┏━━
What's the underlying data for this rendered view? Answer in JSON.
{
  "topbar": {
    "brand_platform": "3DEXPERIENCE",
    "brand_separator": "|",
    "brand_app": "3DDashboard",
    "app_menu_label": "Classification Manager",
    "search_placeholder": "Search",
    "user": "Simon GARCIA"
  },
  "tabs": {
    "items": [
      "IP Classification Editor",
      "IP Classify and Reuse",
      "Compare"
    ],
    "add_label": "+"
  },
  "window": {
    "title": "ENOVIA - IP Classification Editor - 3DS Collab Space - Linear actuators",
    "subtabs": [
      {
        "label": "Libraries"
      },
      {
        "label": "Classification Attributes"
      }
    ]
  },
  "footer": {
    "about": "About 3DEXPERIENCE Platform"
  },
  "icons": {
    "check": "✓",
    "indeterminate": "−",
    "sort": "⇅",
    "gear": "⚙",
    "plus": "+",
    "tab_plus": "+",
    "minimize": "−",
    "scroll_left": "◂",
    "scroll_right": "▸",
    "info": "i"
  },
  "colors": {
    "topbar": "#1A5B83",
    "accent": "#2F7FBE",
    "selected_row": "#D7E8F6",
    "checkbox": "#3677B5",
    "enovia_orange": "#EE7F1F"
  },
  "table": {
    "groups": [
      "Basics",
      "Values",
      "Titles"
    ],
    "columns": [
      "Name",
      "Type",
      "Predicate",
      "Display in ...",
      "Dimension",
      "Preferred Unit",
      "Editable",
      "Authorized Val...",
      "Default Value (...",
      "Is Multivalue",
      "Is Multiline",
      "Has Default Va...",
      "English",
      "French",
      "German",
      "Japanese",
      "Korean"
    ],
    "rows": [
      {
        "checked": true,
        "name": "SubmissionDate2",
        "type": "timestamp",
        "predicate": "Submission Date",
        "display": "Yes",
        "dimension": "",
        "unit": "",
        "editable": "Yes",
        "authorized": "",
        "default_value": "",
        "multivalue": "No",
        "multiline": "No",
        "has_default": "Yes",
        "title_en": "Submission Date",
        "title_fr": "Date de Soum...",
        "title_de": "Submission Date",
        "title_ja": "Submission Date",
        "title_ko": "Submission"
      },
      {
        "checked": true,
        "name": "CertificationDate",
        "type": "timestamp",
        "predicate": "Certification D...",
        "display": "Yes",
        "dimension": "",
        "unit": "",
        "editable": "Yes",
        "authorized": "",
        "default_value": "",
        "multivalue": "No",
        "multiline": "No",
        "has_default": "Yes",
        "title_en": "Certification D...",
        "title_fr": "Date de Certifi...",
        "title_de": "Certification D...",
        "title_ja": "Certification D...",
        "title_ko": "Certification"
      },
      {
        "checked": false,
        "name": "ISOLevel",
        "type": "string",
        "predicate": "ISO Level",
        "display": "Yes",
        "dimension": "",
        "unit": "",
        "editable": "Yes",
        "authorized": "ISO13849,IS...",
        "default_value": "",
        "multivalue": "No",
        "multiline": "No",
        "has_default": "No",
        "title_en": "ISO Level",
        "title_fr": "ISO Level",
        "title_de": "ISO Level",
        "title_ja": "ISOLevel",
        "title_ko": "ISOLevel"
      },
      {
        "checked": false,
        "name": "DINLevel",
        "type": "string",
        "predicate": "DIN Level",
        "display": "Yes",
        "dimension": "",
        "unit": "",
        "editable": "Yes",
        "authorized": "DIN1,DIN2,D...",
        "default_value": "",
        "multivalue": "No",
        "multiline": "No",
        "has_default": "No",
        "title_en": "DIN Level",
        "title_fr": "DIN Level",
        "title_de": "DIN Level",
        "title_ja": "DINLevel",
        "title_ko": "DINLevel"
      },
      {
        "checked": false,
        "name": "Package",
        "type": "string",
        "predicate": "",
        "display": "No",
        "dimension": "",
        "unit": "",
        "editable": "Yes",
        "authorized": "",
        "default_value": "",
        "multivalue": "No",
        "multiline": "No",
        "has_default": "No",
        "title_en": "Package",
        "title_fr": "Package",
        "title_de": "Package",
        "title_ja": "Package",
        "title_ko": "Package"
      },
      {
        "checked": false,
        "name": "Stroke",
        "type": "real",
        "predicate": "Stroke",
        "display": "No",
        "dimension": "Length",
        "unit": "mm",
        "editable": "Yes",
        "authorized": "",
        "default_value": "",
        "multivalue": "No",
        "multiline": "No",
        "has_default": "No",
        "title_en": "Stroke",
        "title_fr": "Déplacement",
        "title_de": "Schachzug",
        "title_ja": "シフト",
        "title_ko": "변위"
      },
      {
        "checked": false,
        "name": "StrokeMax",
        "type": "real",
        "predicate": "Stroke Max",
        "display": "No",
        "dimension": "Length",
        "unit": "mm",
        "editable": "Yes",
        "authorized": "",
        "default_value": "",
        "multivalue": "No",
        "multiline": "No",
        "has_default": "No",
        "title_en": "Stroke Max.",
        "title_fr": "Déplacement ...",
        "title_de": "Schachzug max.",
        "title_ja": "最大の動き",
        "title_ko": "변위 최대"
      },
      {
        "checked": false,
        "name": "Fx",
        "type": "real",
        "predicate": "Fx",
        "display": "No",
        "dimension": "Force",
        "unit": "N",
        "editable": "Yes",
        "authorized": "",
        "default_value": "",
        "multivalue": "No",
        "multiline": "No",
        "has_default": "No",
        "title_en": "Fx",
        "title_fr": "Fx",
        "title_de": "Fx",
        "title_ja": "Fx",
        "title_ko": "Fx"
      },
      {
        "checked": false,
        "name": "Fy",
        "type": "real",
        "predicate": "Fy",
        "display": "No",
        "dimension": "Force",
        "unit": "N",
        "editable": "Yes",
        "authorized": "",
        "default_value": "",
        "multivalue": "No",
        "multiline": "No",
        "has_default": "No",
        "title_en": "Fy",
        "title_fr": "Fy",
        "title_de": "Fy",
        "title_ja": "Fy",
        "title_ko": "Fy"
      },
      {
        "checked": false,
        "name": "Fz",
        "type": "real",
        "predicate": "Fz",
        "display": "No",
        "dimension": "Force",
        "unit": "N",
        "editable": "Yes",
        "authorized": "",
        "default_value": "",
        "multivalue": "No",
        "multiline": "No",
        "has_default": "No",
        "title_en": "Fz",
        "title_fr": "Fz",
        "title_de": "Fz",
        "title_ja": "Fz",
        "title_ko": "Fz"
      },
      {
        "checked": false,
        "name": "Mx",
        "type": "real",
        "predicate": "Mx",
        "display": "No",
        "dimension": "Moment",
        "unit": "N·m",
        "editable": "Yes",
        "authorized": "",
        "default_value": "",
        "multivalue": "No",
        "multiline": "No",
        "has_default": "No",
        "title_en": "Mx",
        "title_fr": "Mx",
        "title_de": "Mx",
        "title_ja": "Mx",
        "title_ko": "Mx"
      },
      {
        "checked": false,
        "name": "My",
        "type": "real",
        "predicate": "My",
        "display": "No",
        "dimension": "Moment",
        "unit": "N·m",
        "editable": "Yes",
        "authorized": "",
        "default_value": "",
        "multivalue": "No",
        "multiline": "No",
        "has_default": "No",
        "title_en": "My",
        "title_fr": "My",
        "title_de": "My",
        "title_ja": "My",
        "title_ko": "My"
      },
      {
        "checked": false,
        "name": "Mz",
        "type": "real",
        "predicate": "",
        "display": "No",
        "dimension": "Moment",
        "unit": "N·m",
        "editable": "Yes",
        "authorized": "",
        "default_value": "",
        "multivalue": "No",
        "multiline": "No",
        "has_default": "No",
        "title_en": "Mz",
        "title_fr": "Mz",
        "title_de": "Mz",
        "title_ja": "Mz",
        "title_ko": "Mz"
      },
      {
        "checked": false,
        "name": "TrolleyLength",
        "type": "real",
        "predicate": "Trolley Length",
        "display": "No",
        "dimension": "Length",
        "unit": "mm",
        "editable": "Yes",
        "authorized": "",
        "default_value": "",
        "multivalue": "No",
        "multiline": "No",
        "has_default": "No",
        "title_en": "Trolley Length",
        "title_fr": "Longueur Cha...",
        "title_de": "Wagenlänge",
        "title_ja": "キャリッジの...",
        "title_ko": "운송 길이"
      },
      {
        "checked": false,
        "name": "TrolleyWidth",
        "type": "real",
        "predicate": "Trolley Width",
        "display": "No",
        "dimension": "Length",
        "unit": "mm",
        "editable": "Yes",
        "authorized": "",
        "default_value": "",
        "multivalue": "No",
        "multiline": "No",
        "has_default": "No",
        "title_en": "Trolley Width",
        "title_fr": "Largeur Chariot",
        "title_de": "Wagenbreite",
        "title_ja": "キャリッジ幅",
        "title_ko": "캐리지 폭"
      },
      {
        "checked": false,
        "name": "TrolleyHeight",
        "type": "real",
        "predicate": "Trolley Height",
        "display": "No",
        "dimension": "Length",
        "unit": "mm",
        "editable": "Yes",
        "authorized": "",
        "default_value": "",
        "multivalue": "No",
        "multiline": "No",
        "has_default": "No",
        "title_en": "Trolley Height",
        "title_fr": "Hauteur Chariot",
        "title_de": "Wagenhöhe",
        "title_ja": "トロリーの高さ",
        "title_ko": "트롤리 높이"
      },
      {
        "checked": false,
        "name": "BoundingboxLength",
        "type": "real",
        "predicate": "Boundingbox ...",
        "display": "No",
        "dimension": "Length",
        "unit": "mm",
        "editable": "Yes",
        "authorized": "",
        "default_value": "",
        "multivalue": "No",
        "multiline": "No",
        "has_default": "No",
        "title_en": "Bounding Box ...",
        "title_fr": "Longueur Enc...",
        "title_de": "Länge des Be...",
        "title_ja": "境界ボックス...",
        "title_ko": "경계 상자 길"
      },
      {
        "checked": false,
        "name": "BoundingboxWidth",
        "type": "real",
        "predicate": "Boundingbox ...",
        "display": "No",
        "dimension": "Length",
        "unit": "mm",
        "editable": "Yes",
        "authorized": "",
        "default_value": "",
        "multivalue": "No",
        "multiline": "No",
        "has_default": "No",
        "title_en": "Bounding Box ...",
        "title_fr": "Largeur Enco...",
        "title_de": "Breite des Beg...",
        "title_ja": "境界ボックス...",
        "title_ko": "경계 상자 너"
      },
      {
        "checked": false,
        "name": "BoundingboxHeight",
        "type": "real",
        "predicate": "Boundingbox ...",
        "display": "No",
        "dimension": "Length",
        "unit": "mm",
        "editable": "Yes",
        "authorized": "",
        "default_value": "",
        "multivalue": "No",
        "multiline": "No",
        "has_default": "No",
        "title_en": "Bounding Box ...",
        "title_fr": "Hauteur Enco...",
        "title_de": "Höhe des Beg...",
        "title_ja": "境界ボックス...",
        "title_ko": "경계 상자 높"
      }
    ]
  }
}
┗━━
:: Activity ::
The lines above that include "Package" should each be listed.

:: Problem solution ::
        "name": "Package",
        "title_en": "Package",
        "title_fr": "Package",
        "title_de": "Package",
        "title_ja": "Package",
        "title_ko": "Package"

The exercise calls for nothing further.